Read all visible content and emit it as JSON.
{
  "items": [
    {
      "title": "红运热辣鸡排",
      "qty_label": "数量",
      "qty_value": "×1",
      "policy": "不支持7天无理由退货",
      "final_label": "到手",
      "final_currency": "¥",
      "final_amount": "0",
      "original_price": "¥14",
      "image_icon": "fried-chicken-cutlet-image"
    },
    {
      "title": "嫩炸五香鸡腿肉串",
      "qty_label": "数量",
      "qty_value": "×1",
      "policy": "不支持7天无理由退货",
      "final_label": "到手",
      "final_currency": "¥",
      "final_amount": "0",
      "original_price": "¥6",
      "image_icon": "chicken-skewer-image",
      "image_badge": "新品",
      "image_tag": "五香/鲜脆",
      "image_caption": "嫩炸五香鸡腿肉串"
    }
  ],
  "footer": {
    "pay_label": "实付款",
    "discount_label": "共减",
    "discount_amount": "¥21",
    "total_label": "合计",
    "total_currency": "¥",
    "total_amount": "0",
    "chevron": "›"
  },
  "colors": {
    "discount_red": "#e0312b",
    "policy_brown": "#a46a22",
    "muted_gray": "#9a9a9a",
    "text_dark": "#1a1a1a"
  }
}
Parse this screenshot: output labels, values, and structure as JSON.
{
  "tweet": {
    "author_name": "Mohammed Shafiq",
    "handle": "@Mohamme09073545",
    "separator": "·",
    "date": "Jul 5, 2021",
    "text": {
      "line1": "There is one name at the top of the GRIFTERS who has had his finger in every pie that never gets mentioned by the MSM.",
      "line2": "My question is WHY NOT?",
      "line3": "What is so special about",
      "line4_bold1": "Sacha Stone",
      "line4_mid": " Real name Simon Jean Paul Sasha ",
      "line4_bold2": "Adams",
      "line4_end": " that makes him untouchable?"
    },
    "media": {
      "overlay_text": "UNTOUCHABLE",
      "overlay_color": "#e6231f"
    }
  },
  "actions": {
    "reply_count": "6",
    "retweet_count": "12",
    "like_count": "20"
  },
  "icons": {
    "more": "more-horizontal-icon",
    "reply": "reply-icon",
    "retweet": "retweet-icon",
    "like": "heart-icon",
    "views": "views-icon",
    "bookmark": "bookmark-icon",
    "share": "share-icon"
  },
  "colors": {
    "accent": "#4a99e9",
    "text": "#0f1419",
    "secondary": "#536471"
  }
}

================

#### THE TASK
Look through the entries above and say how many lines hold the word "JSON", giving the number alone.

#### WRITTEN RESPONSE
2